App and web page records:
Start of Block
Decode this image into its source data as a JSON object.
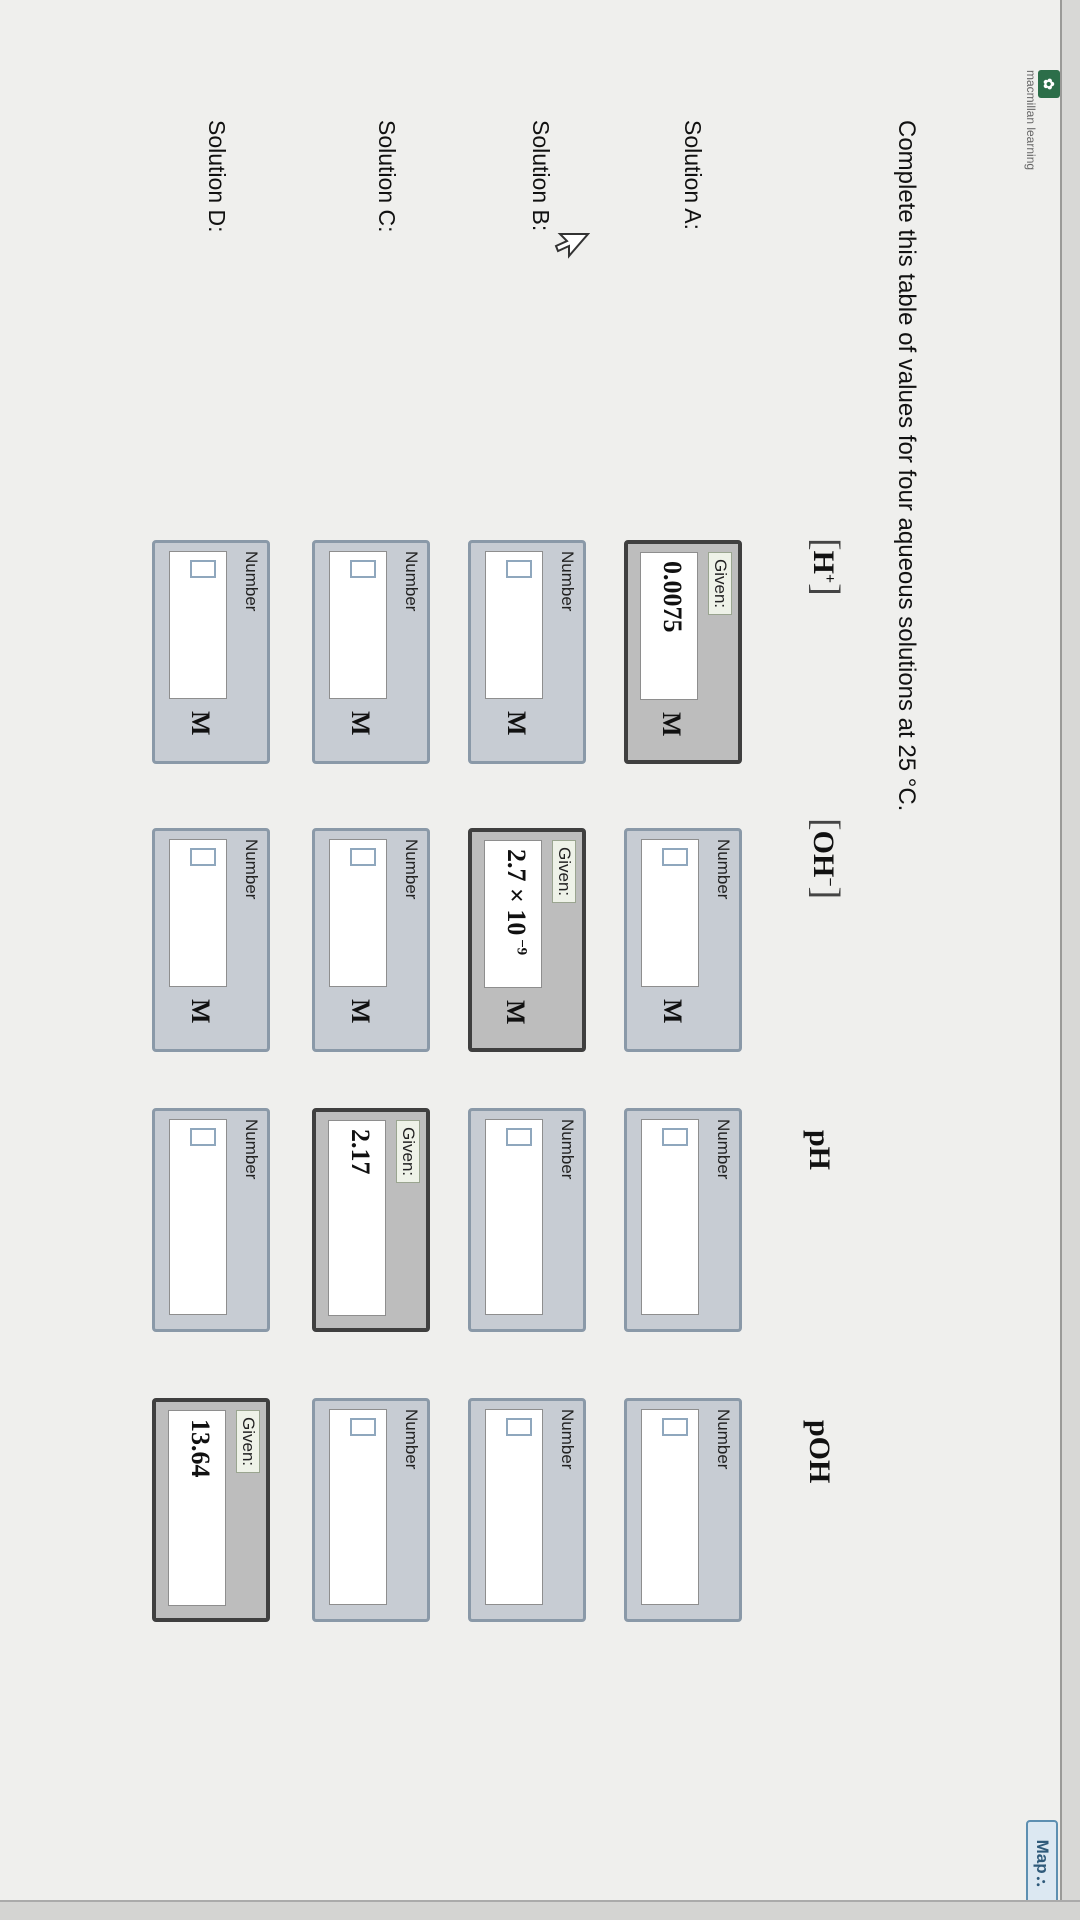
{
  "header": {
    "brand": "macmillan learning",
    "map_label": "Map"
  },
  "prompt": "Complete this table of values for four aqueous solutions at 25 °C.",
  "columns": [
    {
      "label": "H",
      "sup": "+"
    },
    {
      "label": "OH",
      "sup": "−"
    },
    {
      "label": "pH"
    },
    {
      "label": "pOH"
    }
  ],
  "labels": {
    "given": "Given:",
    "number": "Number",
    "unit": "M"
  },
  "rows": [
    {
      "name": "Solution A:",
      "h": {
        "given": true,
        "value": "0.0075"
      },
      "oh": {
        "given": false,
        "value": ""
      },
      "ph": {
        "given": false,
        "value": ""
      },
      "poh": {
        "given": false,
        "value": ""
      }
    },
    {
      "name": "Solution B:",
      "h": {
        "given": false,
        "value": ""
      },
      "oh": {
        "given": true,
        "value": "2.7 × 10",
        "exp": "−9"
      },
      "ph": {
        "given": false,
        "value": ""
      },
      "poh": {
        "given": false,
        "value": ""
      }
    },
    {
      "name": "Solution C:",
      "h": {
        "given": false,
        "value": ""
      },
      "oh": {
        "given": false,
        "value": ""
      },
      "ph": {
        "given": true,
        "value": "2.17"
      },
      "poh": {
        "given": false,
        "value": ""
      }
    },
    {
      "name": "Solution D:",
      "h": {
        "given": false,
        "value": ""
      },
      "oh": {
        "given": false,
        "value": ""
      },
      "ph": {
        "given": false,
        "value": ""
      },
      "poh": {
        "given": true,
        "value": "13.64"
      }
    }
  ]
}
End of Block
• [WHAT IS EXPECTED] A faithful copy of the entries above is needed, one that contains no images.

• [ANSWER SPACE]
Decode this image into its source data as a JSON object.
{
  "header": {
    "brand": "macmillan learning",
    "map_label": "Map"
  },
  "prompt": "Complete this table of values for four aqueous solutions at 25 °C.",
  "columns": [
    {
      "label": "H",
      "sup": "+"
    },
    {
      "label": "OH",
      "sup": "−"
    },
    {
      "label": "pH"
    },
    {
      "label": "pOH"
    }
  ],
  "labels": {
    "given": "Given:",
    "number": "Number",
    "unit": "M"
  },
  "rows": [
    {
      "name": "Solution A:",
      "h": {
        "given": true,
        "value": "0.0075"
      },
      "oh": {
        "given": false,
        "value": ""
      },
      "ph": {
        "given": false,
        "value": ""
      },
      "poh": {
        "given": false,
        "value": ""
      }
    },
    {
      "name": "Solution B:",
      "h": {
        "given": false,
        "value": ""
      },
      "oh": {
        "given": true,
        "value": "2.7 × 10",
        "exp": "−9"
      },
      "ph": {
        "given": false,
        "value": ""
      },
      "poh": {
        "given": false,
        "value": ""
      }
    },
    {
      "name": "Solution C:",
      "h": {
        "given": false,
        "value": ""
      },
      "oh": {
        "given": false,
        "value": ""
      },
      "ph": {
        "given": true,
        "value": "2.17"
      },
      "poh": {
        "given": false,
        "value": ""
      }
    },
    {
      "name": "Solution D:",
      "h": {
        "given": false,
        "value": ""
      },
      "oh": {
        "given": false,
        "value": ""
      },
      "ph": {
        "given": false,
        "value": ""
      },
      "poh": {
        "given": true,
        "value": "13.64"
      }
    }
  ]
}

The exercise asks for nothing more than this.